If that sounds bad, the entire Colombia section is the hideous nadir of this game. On paper, it sounds interesting: go assassinate a drug lord in the jungle, with the catch that you can't restock your ammo or buy weapons between sections of the mission.  However, when you sit down to play it you quickly realize the jungle is massive and empty, taking a handful of boring minutes to run to your objectives. Plus well-armed foes can spot you off in the distance before they're even visible in the far-off fog! This is a nightmare combination where as soon as you're discovered, you're likely to get killed before spotting your assailant and a restart will teleport you back to the beginning of your 1 mile jog. And you have to kill enemies in these missions, so snooping your way through this is a no-go (three men that don't move guard a prisoner on a bridge).

The Colombia saga climaxes in a military base infiltration, where you'll face off against a Scarface-wannabe and blow up a drug lab. It sounds like there's a lot of opportunities for cool things to happen, right?—except there's not. The entire compound is gated, and the only way in is via the front entrance (and you always start at the back, which is great). Not only that, but the boss faces the doorway into the office, meaning you have to fight him (and the guards outside of his room) every time. And later when you have to stealthily blow up a drug lab, you'll be barred from using the two ramps that lead down into it, leaving your only recourse to be stirring up a violent bloodbath. There's ways to mitigate both of these sections, like assassinating the drug lord with a sniper rifle obtained from the first mission and using an officer's uniform to bypass the drug lab guards, but the game does a poor job at telegraphing this. The drug lab in particular strikes me as really rude, as even with the right uniform the guards will still tell you're not authorized to enter, but they won't shoot at you if you disobey them. Having not known that, I did it the hard way, having to run to the airport hanger under the dangerous gaze of a dozen watchtowers. This mission was an unrelenting nightmare to complete.

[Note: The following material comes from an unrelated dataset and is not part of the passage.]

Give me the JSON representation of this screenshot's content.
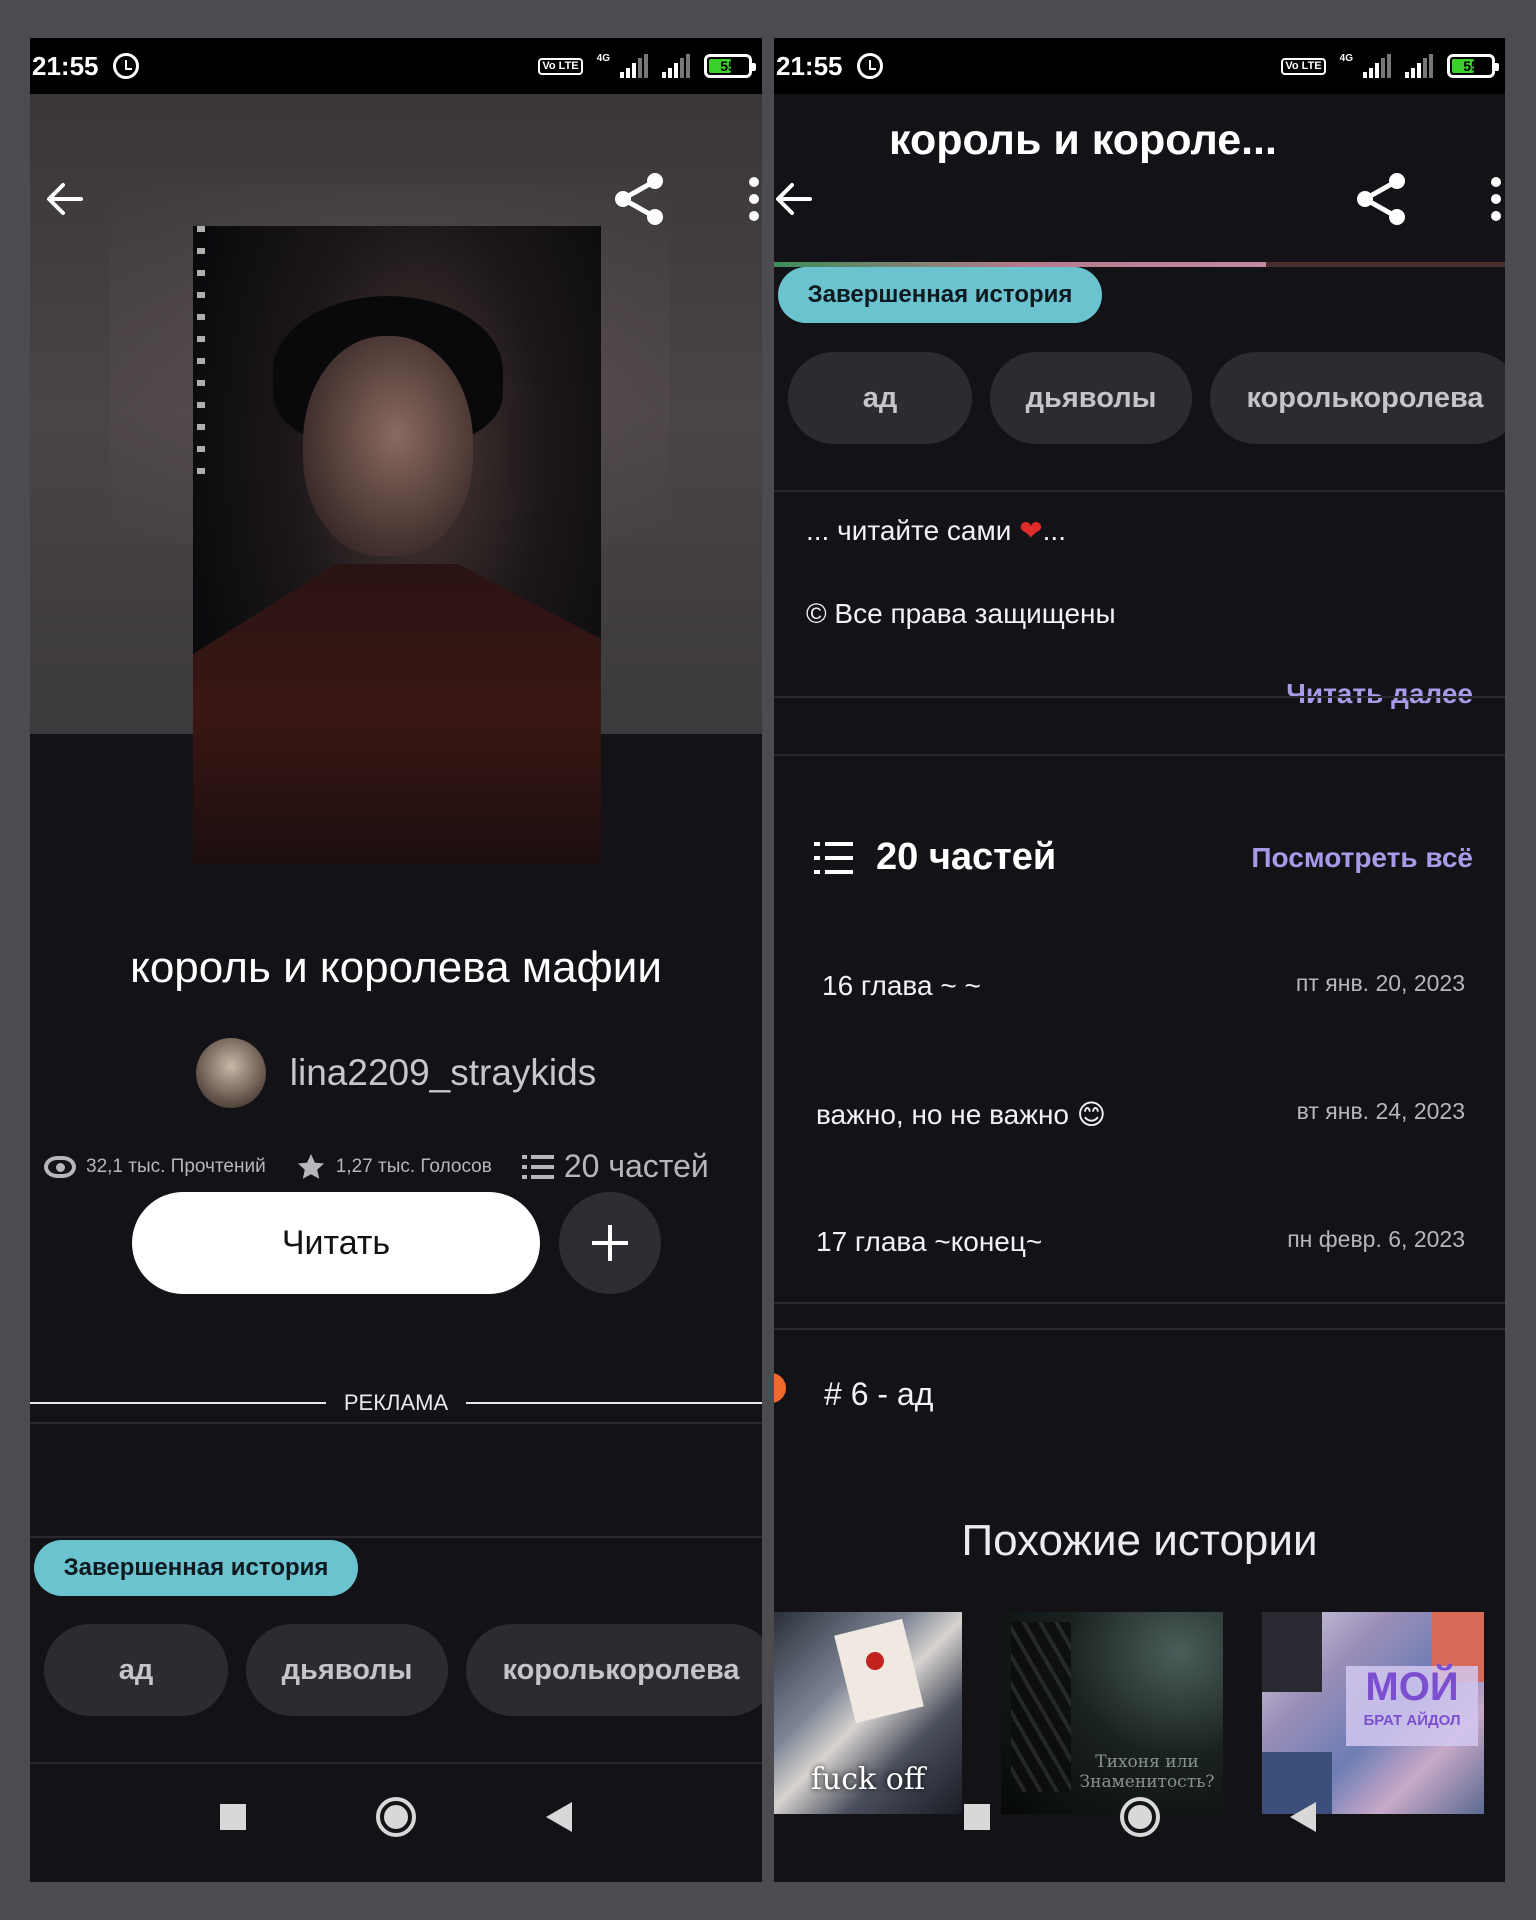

To grasp at the depths of my despair, know that I had already written a paragraph about how clumsy a particular mission was and had to delete it to make room for all the hogwash above. And I've already covered like, a third of the entire game! Rarely do I not find something to like—or at least appreciate—about the first entry in a series. Most long-running franchises have at least something worthwhile that planted the seeds of its future success, or a case to be made as to why it deserves a sequel. Hitman: Codename 47 buries that beneath so much mindless gunfire, so many forced routes (I didn't even talk about how rigid the first half of the Lee Hong mission was), and so much bullshit detection that at the end of the day, the only case it's made is that it deserves not to be played.